## DATASET RECORDS
::::

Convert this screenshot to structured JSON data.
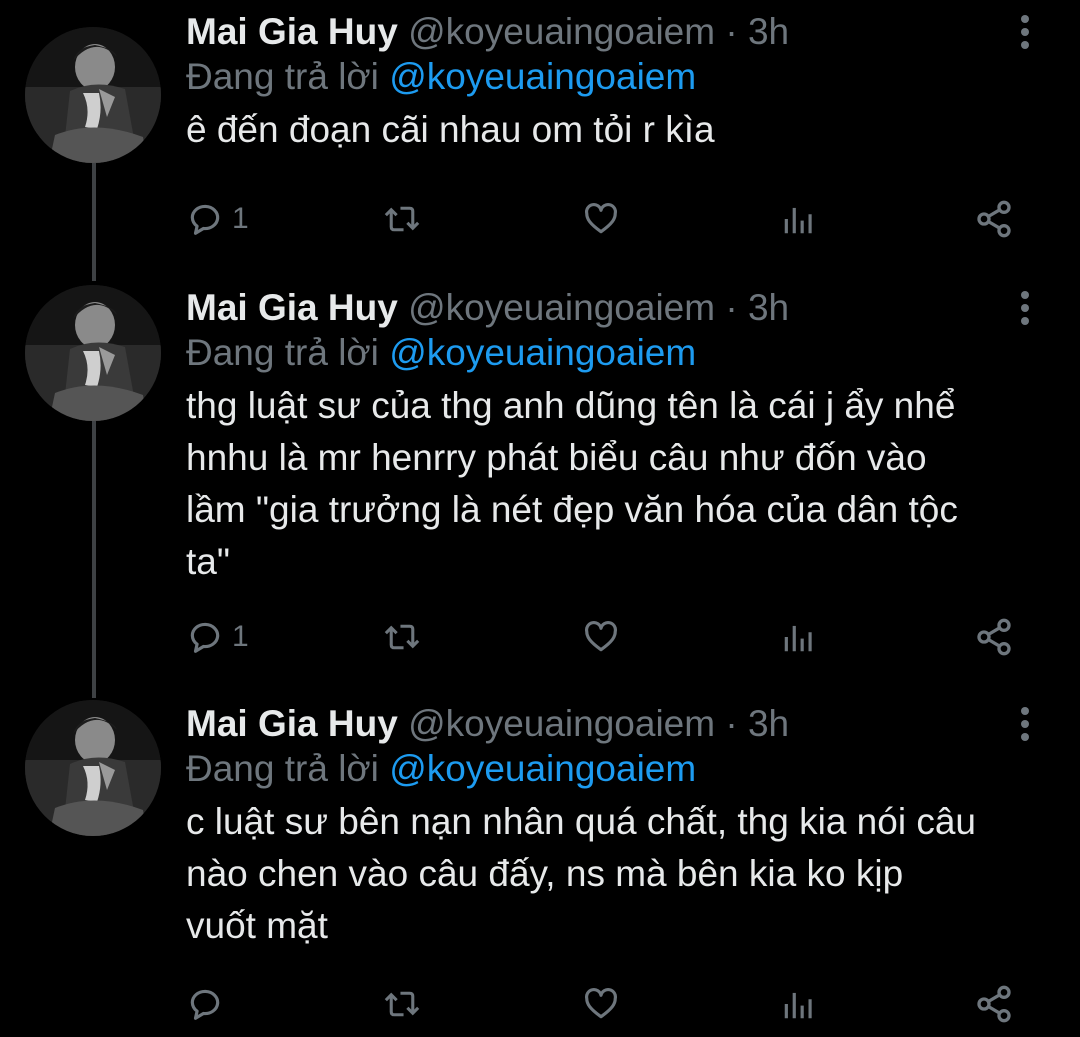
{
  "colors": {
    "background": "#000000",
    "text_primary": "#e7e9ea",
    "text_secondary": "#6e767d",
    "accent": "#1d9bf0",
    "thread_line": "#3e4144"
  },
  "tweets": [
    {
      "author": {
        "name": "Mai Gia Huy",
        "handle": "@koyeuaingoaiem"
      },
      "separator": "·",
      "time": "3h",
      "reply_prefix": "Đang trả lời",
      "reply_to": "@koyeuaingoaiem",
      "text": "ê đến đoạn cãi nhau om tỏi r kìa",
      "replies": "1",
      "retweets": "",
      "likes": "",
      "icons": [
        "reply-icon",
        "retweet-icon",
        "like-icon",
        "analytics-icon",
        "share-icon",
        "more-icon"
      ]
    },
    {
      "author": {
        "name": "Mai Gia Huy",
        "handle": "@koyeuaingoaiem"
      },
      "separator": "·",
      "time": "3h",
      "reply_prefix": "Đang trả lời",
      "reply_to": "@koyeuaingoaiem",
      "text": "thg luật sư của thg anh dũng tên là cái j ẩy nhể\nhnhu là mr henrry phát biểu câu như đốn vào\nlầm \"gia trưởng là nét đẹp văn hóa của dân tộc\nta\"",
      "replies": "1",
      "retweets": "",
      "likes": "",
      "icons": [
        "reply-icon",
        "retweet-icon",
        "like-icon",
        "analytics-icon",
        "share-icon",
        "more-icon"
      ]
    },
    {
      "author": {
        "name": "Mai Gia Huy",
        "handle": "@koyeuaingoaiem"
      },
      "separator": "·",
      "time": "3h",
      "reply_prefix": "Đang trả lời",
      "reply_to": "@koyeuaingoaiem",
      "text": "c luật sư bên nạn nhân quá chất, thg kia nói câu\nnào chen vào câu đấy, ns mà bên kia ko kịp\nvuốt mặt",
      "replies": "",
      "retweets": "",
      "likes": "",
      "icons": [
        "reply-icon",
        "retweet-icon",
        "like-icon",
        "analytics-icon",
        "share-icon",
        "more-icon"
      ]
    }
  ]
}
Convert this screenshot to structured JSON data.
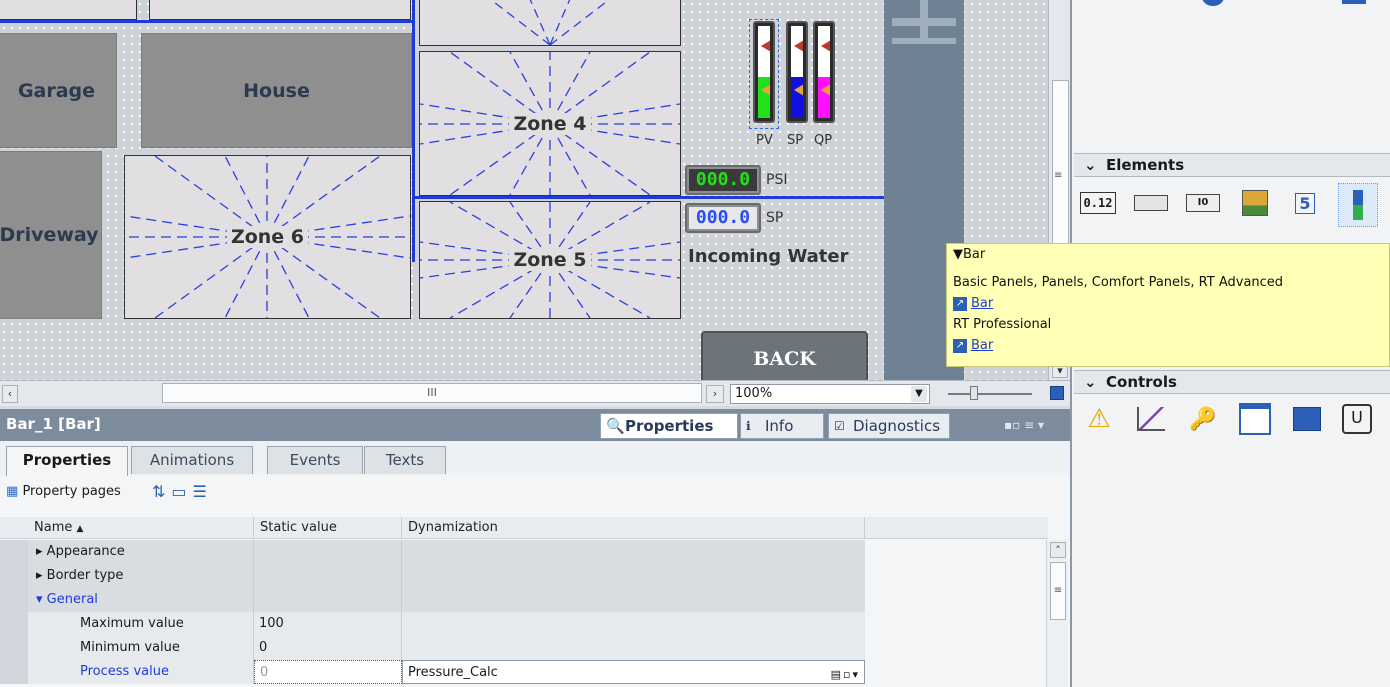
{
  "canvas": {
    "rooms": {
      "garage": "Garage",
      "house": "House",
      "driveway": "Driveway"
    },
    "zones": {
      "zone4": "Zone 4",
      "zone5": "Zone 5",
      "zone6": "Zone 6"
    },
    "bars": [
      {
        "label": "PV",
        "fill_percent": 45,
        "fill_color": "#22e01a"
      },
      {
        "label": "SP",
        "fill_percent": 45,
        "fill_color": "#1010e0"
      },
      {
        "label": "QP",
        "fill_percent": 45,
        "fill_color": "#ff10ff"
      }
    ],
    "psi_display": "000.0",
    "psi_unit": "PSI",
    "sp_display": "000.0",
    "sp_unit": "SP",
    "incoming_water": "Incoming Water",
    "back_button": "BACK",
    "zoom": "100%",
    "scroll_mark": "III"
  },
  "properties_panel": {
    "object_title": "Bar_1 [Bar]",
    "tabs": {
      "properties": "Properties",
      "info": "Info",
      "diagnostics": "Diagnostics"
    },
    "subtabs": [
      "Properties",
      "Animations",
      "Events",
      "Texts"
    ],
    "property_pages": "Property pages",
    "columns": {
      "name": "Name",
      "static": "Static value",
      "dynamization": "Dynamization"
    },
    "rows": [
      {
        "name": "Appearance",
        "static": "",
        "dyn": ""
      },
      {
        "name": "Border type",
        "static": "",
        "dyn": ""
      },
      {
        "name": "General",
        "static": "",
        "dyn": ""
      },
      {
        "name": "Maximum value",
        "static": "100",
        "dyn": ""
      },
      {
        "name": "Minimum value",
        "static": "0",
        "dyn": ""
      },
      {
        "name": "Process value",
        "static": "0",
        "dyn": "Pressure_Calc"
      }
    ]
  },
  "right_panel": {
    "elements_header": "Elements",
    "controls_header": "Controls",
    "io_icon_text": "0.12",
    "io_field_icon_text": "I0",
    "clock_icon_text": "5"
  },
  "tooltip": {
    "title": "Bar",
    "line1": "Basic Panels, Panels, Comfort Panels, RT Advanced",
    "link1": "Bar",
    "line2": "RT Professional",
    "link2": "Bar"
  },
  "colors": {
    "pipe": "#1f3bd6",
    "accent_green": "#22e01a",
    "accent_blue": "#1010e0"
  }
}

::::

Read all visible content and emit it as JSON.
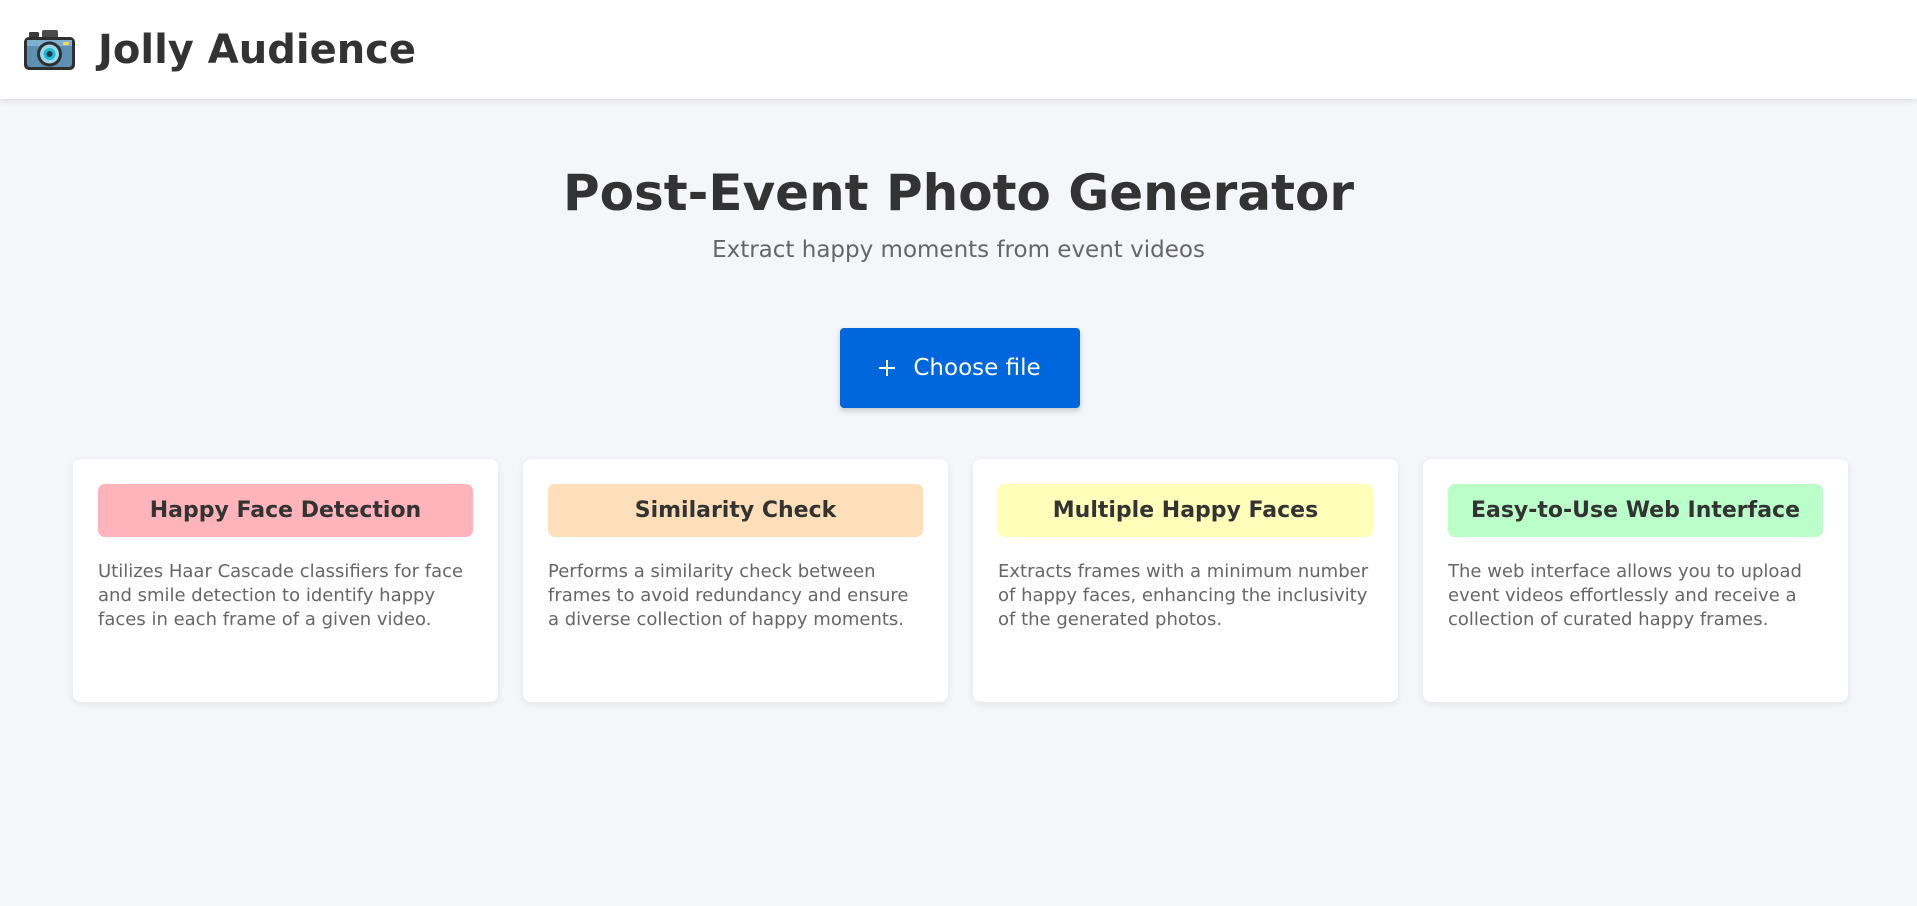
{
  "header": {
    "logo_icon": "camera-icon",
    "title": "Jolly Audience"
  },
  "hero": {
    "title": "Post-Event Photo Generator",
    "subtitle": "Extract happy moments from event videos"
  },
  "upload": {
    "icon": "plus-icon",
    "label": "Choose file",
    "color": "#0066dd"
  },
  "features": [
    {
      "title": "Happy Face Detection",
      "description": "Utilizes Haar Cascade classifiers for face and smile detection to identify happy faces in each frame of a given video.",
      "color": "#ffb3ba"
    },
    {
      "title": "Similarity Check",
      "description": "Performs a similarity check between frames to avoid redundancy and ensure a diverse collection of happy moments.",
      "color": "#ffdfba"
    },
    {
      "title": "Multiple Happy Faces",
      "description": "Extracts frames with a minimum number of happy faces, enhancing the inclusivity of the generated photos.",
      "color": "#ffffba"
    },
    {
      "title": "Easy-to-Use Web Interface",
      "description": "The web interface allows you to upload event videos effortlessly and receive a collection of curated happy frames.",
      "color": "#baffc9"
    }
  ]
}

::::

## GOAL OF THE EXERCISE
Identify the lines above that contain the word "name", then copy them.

## ANSWER BOX
        "name": "Mai Gia Huy",
        "name": "Mai Gia Huy",
        "name": "Mai Gia Huy",
      "name": "Name",
        "name": "Appearance",
        "name": "Border type",
        "name": "General",
        "name": "Maximum value",
        "name": "Minimum value",
        "name": "Process value",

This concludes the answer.